A major row is brewing in India over Special Economic Zones (SEZ) which have been touted by the government as a way to lure foreign investment and boost exports.
Hailed as one of the biggest pushes for industrial expansion in post-independence India when the SEZ Act was passed last year, some critics now are dubbing the duty-free enclaves "Special Exploitation Zones."
The privately run zones, intended to be oases of world class infrastructure in a country where power and water shortages are routine, are drawing fire over the lucrative tax breaks they offer and the way land is being acquired and used.
The government has cleared 150 applications from foreign and domestic companies and 225 are in the pipeline, Ministry of Commerce Secretary Gopal Pillai says.
The Congress-led government estimates the zones, inspired by the SEZs set up a quarter century ago in China that helped drive its rapid industrial growth, will create at least 2 million jobs and draw billions of dollars of investment in coming years.
But despite this, the Cabinet cannot agree whether the zones will be a money spinner or a drain on government coffers.
The finance ministry says the tax holidays and other perks offered by the zones will divert existing or planned investment into these zones. It calculates the resulting loss in direct taxes, customs and excise duties at a massive 900 billion rupees or US$19.5 billion by 2009-2010.
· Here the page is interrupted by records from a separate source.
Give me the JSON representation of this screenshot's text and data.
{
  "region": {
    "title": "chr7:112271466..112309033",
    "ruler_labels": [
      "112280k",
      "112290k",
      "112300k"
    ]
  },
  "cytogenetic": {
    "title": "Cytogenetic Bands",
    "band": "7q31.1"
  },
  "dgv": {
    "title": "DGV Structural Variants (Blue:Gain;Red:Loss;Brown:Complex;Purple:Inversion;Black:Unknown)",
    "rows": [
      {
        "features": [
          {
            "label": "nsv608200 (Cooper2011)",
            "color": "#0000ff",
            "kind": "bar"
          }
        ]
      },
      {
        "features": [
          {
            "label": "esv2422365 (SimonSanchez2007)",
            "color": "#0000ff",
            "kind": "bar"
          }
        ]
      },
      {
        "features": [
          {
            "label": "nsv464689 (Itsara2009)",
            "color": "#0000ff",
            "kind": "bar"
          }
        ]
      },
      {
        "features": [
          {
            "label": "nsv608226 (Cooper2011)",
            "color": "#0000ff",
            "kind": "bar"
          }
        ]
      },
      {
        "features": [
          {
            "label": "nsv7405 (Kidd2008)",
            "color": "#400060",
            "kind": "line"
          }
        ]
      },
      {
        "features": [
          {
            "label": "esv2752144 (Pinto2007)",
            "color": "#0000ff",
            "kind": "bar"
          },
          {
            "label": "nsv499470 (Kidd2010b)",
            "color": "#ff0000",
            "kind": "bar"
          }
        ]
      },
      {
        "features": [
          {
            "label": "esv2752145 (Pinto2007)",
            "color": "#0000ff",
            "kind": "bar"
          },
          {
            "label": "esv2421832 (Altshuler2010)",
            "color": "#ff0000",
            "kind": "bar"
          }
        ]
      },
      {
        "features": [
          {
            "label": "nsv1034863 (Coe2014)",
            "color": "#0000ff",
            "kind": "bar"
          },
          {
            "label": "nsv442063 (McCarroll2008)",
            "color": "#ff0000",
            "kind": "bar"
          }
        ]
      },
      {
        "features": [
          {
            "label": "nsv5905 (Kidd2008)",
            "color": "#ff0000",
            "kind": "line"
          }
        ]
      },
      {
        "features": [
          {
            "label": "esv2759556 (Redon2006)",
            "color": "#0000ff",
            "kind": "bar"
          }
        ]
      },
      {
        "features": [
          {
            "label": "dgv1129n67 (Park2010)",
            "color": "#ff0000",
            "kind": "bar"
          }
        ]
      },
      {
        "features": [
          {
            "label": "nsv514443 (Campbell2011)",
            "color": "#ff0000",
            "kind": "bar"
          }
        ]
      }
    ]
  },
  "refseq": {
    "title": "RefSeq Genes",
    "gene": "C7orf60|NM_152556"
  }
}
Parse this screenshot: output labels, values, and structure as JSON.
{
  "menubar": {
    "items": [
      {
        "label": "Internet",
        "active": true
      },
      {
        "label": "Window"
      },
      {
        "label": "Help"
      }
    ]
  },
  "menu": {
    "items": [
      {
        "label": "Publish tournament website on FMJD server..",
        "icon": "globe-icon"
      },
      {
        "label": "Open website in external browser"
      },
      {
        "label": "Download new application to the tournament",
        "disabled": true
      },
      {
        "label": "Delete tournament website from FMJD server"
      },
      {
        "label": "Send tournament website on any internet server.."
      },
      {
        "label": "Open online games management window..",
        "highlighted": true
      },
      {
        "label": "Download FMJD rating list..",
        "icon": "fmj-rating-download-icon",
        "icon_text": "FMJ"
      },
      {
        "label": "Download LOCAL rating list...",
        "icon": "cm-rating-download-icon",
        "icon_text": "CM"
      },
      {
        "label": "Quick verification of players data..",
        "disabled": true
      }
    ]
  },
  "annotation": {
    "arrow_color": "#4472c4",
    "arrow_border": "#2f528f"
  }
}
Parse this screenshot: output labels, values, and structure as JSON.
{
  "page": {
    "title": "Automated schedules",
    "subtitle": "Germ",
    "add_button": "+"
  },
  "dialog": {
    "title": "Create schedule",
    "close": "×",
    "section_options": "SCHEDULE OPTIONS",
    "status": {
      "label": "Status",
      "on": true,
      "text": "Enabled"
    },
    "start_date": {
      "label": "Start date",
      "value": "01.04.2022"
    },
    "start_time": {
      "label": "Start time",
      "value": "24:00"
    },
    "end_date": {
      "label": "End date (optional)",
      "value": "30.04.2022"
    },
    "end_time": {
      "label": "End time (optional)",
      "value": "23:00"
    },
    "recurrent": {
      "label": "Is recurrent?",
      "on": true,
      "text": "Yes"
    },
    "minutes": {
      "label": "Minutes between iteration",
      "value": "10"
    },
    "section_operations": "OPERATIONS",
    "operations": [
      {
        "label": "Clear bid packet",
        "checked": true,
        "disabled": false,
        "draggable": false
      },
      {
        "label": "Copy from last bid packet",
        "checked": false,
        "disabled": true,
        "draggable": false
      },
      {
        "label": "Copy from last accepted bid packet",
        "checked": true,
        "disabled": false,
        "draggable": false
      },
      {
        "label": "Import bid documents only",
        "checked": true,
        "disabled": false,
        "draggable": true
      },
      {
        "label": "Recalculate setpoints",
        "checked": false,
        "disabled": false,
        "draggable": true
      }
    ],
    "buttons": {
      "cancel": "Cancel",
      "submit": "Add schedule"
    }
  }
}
Even the IMF has expressed doubt about the zones.
"Overall it [the tax concessions] becomes yet another giveaway that the government cannot afford," IMF chief economist Raghuram Rajan says.
Commerce Minister Kamal Nath insists that the zones will earn the treasury billions of rupees in the next few years "by acting as a trigger and catalyst for economic activity."
Another bone of contention is that only 35 percent of land has to be devoted to industrial activity and the remaining 65 percent can be used for commercial complexes or housing projects -- raising fears the zones could become a real estate gold rush.
"Why should incentives be given to real estate developers in the name of SEZs?" asks Communist leader Sitaram Yechury, whose party helps prop up the government in parliament.
A Morgan Stanley report suggests that "many of the applications are being made in a rush to just block the land."
The concept behind India's SEZs is simple.
Keen to become more competitive with rivals like China in drawing global investment but lacking the political muscle to bring about rapid improvements in water, power supplies and transport, the government decided to allow the private sector to set up SEZs.
In return for establishing the infrastructure, SEZ developers would be offered tax breaks.
But as the details emerged, "what had begun as zones that might help exports began to look like an idea for company towns with tax benefits which would yield mega-profits for developers," Business Standard editor T.N. Ninan says.